**Problem**. Lines with the word "this" are the ones wanted. Copy each of them from the entries below.

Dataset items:
..............................

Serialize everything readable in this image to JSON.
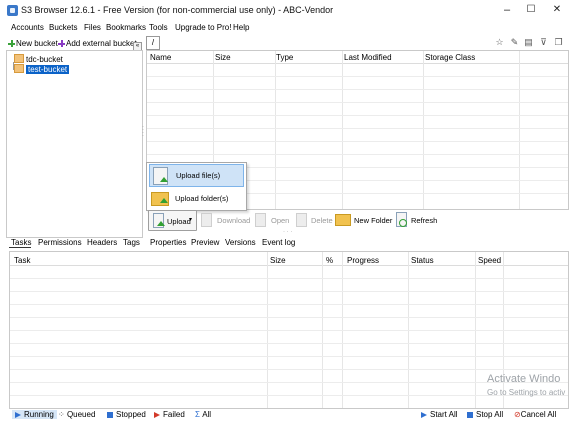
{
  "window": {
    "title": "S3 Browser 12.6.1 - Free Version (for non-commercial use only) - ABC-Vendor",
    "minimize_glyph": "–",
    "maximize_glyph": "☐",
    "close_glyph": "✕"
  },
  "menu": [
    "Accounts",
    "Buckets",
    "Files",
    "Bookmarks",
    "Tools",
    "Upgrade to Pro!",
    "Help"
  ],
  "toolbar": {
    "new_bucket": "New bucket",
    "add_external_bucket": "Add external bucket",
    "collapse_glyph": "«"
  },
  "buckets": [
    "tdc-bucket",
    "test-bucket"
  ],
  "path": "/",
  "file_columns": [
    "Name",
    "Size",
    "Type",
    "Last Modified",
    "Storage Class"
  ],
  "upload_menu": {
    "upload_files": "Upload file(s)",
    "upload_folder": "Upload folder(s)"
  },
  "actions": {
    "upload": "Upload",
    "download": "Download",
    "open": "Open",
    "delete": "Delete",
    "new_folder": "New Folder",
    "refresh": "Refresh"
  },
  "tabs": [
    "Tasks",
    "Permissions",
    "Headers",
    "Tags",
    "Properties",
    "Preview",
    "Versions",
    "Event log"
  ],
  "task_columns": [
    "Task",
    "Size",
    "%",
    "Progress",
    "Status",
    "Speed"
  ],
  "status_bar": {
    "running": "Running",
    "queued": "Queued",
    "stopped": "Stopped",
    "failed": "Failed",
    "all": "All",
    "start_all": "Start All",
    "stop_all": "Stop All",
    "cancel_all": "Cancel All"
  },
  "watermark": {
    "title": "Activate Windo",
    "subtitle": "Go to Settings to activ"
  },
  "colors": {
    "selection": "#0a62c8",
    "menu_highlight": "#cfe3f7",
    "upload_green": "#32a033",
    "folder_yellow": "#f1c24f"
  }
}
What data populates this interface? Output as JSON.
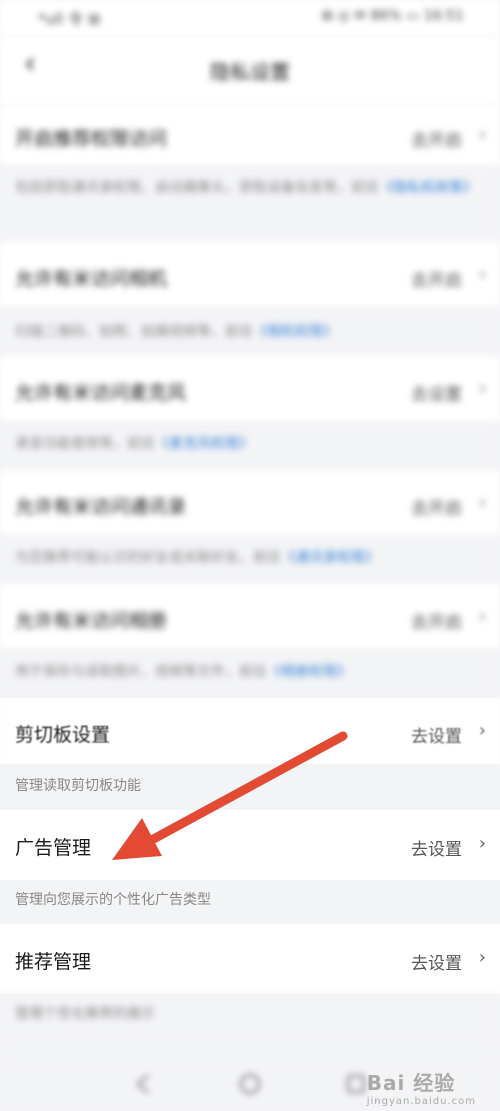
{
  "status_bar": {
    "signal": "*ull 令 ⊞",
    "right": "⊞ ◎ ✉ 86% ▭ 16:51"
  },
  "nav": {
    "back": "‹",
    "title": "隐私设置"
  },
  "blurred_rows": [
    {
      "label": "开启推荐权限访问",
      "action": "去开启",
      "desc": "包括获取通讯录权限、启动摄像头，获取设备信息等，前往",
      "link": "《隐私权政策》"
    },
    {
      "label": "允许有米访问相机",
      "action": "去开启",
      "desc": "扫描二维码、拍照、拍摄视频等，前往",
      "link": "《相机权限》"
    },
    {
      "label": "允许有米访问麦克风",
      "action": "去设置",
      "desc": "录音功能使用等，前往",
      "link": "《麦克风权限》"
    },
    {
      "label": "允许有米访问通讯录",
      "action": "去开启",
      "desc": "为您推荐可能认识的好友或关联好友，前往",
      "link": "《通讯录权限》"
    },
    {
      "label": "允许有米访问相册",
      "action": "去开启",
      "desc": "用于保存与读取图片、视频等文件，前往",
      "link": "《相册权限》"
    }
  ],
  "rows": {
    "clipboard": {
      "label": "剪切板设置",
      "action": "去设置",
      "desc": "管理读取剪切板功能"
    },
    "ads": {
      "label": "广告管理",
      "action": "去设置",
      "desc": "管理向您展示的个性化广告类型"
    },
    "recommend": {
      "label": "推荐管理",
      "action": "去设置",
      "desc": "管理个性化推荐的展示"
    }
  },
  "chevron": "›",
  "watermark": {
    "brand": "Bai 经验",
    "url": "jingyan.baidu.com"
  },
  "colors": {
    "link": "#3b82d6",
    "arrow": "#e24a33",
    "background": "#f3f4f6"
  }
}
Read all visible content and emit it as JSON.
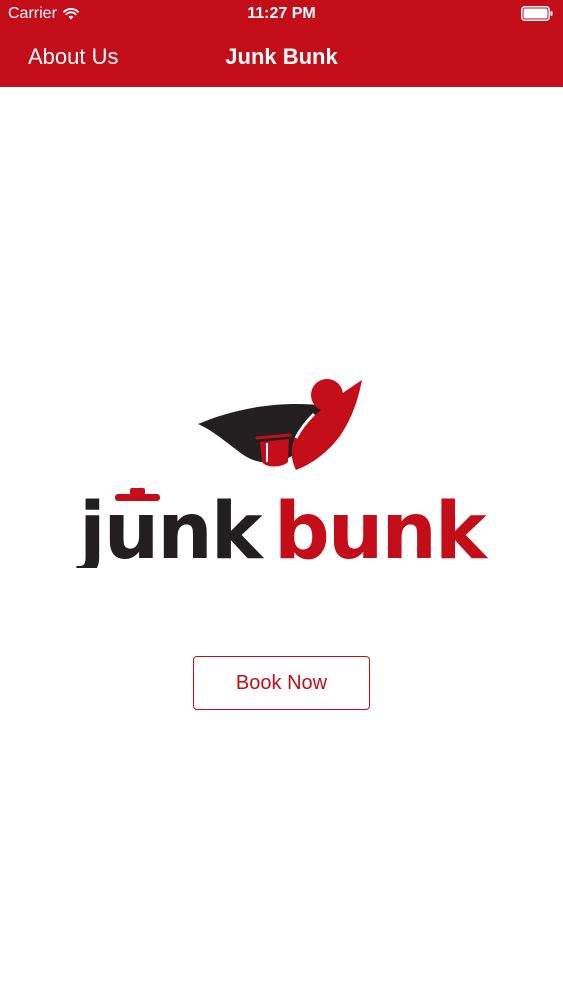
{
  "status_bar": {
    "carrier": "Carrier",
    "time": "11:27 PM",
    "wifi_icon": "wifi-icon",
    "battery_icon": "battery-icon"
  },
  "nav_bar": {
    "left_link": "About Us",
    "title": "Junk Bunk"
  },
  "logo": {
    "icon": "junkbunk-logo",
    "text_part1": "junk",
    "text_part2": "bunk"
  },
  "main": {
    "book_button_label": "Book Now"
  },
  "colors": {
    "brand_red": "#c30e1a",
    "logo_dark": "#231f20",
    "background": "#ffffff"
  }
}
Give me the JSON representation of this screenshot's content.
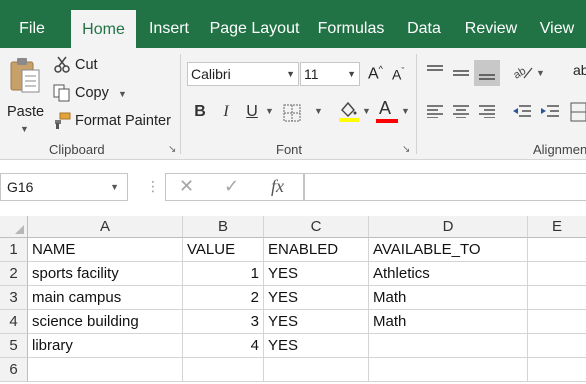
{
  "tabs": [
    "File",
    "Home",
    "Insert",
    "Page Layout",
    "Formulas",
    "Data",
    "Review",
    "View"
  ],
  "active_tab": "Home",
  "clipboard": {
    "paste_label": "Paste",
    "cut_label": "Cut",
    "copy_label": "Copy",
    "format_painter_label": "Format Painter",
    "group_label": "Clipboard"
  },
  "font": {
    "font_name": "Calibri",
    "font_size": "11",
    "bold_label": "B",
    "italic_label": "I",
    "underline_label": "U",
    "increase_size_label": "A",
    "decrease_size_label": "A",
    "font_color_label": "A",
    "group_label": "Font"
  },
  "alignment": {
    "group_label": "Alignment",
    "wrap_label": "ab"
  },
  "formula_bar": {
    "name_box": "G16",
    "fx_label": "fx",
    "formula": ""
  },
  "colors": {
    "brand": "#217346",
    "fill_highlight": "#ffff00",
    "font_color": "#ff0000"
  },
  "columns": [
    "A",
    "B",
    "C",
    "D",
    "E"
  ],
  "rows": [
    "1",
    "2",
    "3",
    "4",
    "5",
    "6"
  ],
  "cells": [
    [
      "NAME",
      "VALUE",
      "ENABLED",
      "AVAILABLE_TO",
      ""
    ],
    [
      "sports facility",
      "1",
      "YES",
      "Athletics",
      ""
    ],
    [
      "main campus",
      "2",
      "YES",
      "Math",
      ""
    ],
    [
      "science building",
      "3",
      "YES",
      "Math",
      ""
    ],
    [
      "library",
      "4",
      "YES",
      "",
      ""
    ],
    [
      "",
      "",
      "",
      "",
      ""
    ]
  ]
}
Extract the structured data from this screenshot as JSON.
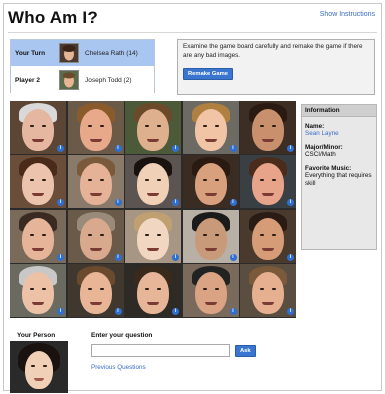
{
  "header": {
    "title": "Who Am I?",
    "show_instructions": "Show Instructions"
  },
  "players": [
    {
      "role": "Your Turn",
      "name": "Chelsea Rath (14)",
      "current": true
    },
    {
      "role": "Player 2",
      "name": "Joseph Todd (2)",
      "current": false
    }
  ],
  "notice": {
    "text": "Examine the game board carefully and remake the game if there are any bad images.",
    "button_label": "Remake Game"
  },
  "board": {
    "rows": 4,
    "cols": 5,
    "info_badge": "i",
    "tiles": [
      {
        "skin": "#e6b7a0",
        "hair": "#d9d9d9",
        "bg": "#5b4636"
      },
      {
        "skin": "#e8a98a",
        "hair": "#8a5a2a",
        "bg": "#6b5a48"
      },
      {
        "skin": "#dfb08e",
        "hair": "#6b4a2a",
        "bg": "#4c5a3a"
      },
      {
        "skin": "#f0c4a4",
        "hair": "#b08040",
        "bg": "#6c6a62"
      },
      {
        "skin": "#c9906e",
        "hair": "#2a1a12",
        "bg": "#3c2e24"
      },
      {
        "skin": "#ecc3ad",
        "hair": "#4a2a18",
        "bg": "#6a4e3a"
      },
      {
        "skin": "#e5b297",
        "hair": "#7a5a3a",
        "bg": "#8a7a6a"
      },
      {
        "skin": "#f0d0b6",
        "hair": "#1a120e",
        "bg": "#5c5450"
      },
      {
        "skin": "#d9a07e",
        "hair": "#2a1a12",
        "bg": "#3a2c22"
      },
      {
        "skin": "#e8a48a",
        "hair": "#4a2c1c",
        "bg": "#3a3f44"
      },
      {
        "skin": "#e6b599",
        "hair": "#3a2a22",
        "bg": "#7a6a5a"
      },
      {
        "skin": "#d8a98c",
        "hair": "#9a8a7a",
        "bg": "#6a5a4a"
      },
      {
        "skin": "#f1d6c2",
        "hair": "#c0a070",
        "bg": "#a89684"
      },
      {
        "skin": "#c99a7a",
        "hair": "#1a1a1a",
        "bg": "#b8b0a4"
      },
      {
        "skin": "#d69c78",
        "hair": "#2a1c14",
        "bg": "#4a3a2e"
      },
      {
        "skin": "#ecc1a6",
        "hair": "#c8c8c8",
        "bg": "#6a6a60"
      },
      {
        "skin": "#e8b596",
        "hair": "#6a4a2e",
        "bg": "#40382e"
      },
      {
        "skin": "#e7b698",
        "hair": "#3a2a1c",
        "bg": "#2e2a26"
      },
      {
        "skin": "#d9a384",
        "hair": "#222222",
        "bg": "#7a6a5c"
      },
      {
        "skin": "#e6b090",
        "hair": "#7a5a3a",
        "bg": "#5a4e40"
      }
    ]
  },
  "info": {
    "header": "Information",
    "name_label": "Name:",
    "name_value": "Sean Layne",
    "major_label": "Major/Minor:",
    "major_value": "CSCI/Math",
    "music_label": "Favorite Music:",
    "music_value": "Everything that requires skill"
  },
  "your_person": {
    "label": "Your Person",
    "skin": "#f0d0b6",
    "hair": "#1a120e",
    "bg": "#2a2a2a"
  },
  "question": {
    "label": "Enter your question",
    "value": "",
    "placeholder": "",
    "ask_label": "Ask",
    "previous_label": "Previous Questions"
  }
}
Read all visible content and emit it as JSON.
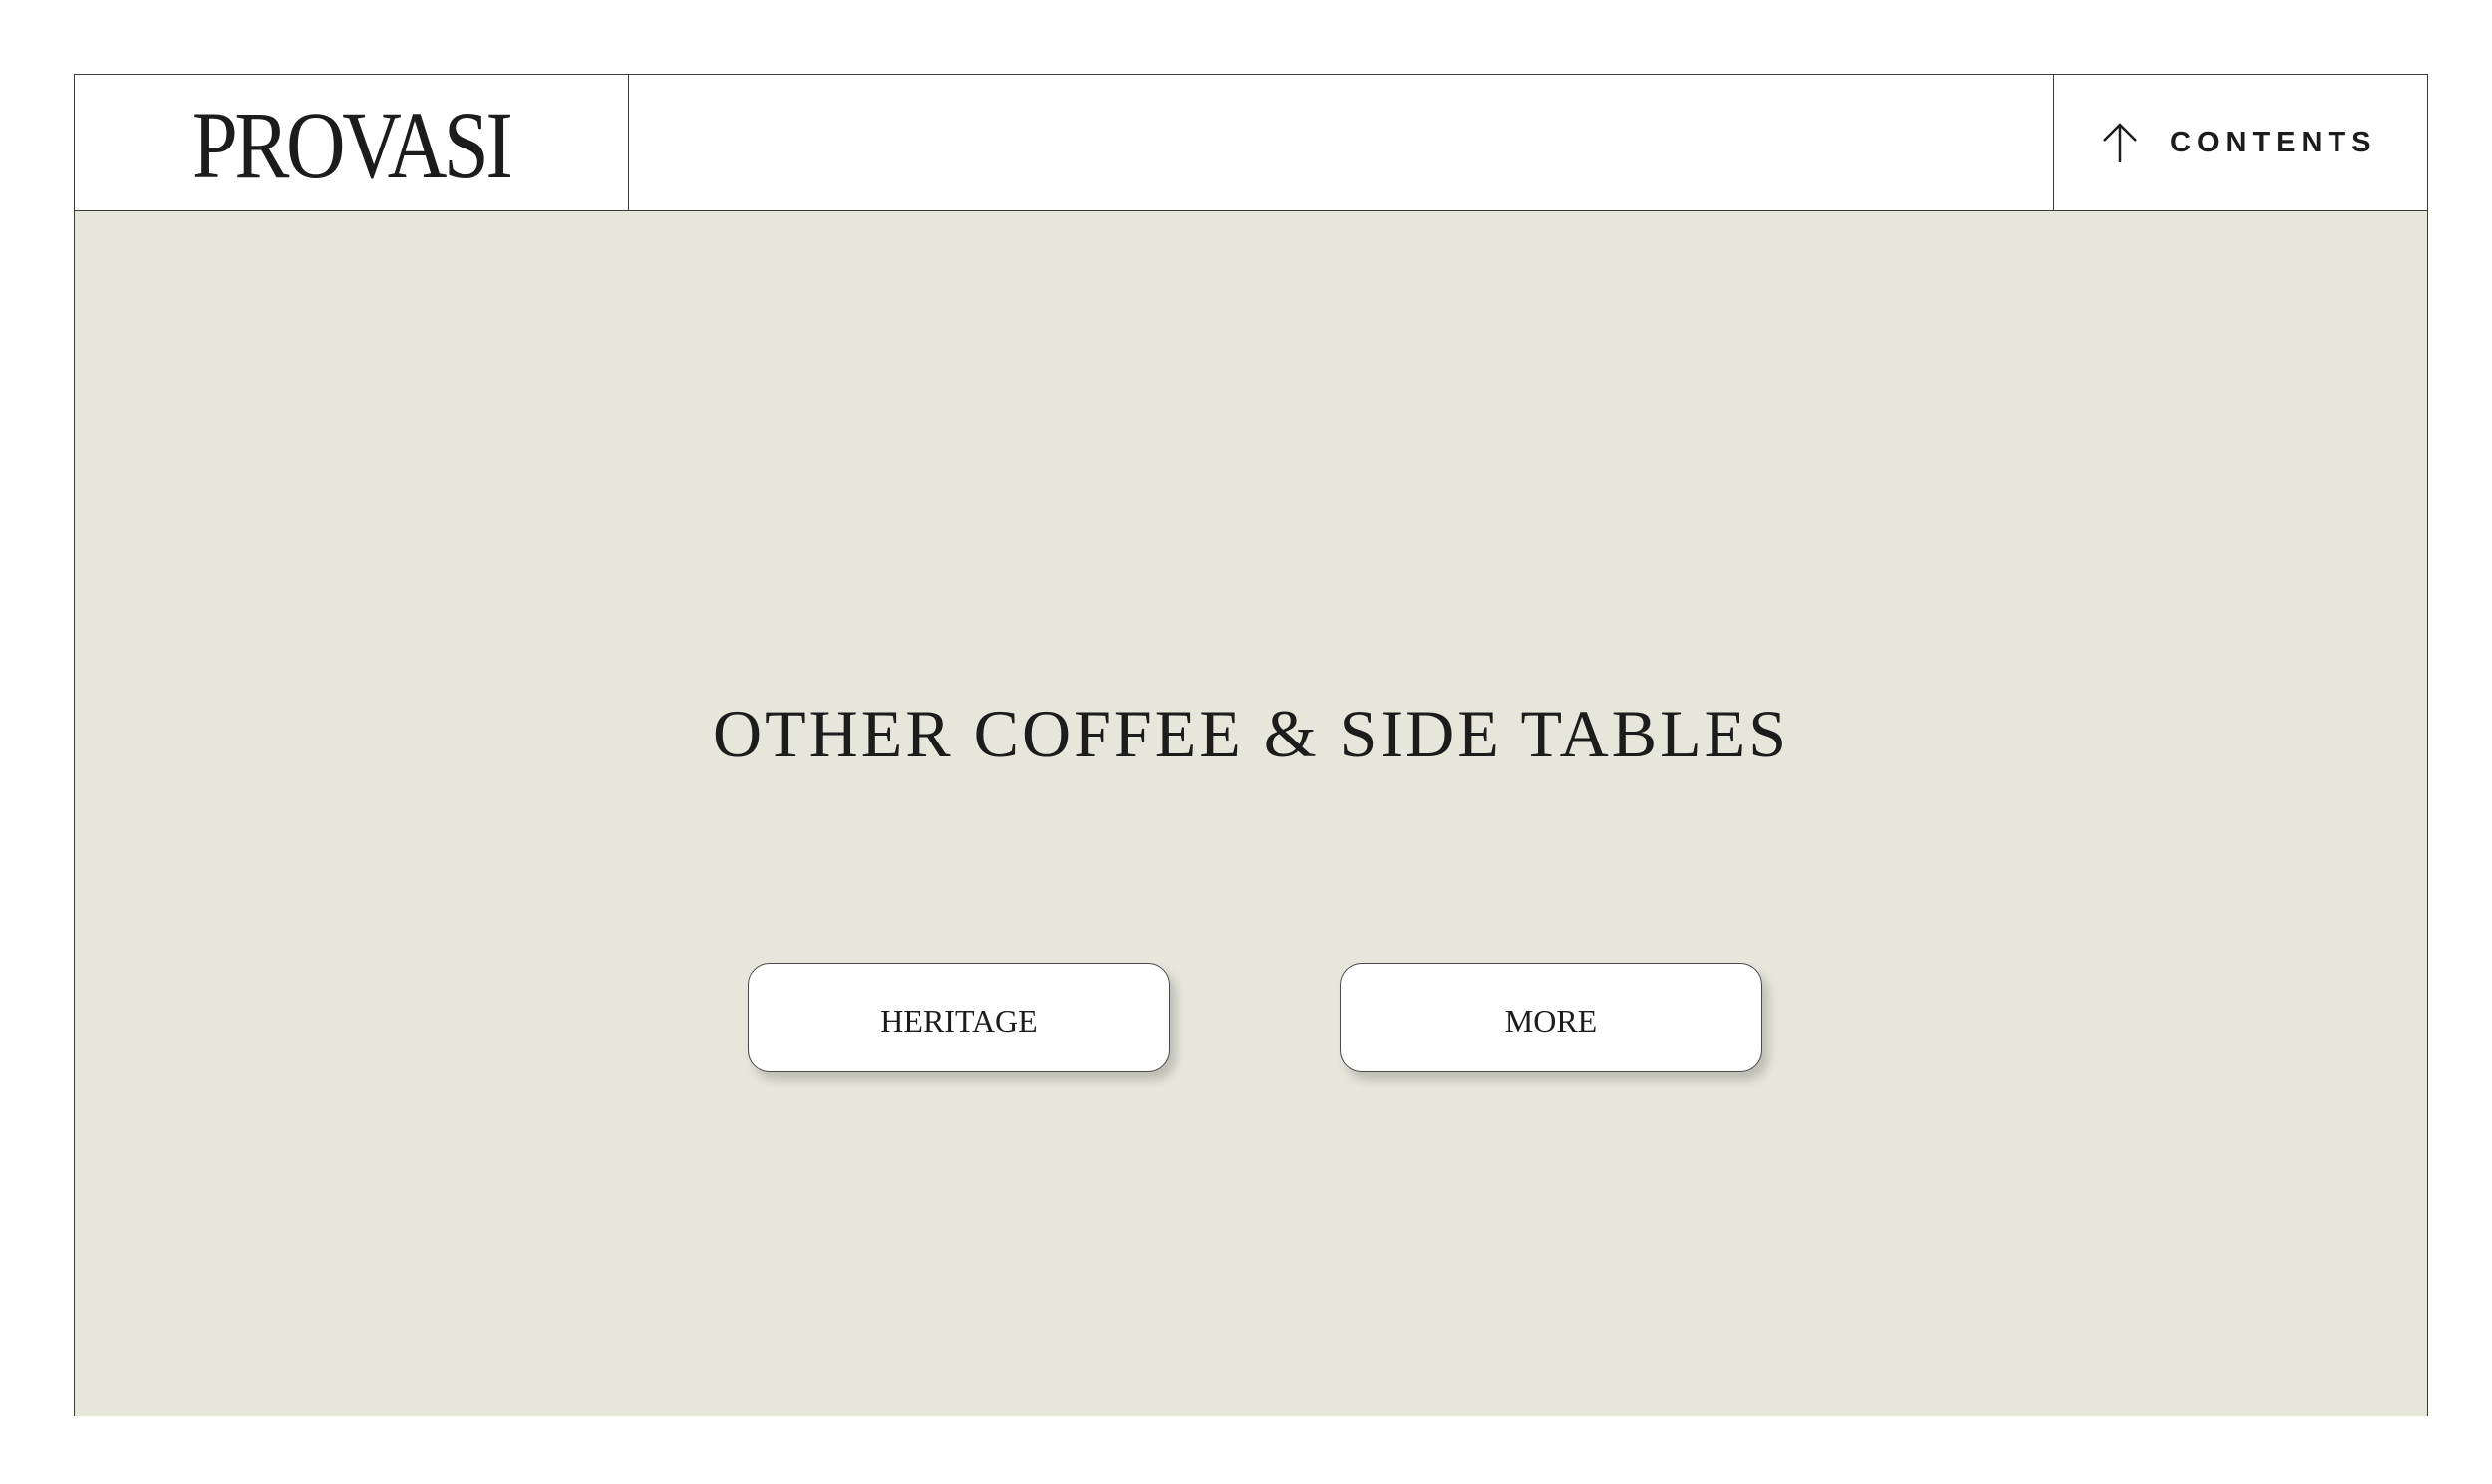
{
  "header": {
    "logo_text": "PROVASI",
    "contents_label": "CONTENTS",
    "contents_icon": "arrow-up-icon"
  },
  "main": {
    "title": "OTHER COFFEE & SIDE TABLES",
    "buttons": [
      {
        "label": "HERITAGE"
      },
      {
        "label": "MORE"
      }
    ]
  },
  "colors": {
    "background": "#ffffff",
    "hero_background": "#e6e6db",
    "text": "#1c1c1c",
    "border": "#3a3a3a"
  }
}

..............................

**Solution**.
Serialize everything readable in this image to JSON.
What data populates this interface? Output as JSON.
Give me the JSON representation of this screenshot's content.
Extract the structured data from this screenshot as JSON.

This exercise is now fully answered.